If a line holds the word "icon", copy it from the entries.
=== Input data ===
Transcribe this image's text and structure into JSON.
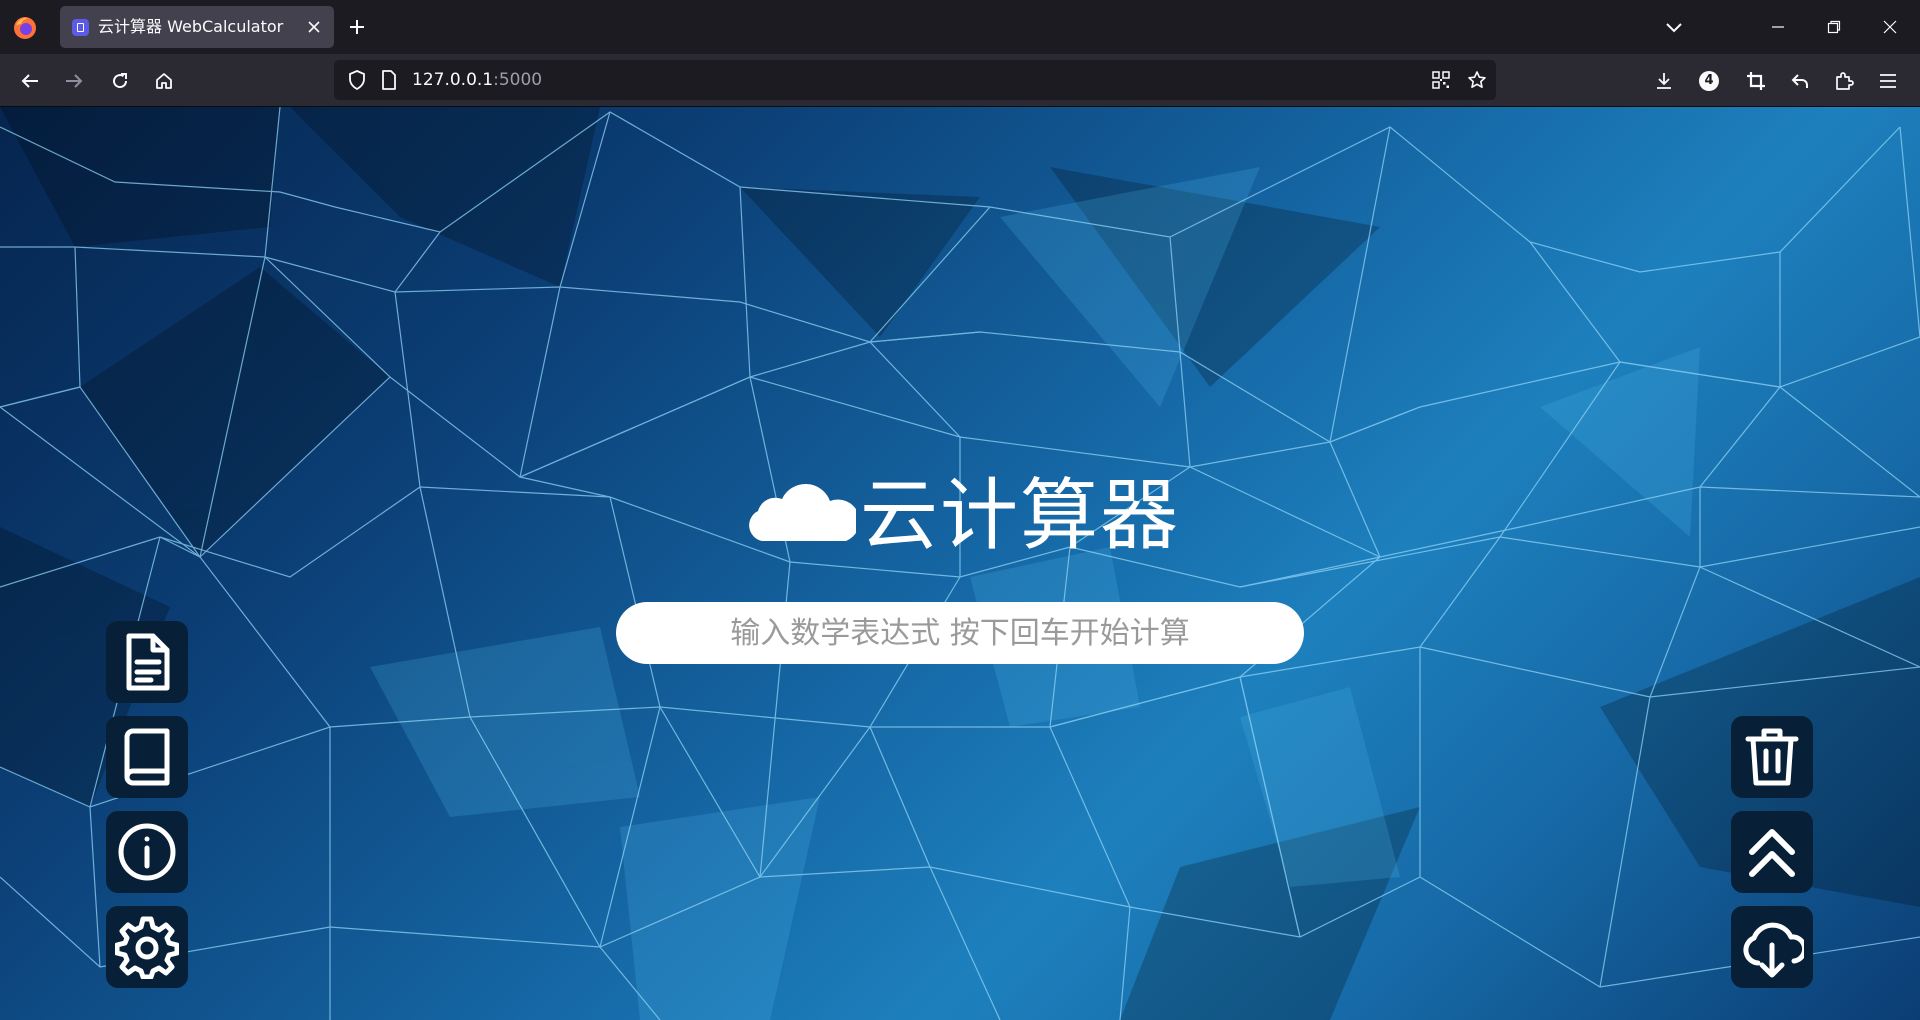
{
  "browser": {
    "tab": {
      "title": "云计算器 WebCalculator"
    },
    "url": {
      "host": "127.0.0.1",
      "port": ":5000"
    },
    "extension_badge": "4"
  },
  "page": {
    "title": "云计算器",
    "input": {
      "placeholder": "输入数学表达式 按下回车开始计算",
      "value": ""
    },
    "left_buttons": [
      {
        "icon": "document-icon"
      },
      {
        "icon": "book-icon"
      },
      {
        "icon": "info-icon"
      },
      {
        "icon": "gear-icon"
      }
    ],
    "right_buttons": [
      {
        "icon": "trash-icon"
      },
      {
        "icon": "double-chevron-up-icon"
      },
      {
        "icon": "cloud-download-icon"
      }
    ]
  }
}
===
- **Task answer**:
        "icon": "document-icon"
        "icon": "book-icon"
        "icon": "info-icon"
        "icon": "gear-icon"
        "icon": "trash-icon"
        "icon": "double-chevron-up-icon"
        "icon": "cloud-download-icon"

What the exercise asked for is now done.